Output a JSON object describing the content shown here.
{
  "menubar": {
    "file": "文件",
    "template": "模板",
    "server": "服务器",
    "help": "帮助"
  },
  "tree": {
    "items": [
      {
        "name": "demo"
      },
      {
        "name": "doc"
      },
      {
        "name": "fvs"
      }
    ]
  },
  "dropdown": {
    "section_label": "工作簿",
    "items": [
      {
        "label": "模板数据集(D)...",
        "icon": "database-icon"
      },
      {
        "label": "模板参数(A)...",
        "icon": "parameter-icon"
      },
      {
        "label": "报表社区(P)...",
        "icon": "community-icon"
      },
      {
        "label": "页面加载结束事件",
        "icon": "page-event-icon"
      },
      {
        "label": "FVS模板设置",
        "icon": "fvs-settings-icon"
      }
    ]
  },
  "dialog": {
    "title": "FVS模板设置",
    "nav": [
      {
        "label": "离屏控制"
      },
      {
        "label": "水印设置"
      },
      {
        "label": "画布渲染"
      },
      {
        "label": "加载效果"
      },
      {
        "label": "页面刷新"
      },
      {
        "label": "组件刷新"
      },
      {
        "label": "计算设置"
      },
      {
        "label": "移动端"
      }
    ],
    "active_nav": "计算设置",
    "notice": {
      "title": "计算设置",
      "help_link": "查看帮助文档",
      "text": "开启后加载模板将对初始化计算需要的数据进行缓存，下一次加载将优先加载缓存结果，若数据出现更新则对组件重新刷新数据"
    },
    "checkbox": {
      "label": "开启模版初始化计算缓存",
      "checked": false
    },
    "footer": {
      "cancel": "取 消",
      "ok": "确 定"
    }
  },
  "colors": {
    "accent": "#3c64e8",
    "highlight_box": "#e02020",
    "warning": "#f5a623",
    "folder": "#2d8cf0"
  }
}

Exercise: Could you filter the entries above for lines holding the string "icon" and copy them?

Result of this task:
        "icon": "database-icon"
        "icon": "parameter-icon"
        "icon": "community-icon"
        "icon": "page-event-icon"
        "icon": "fvs-settings-icon"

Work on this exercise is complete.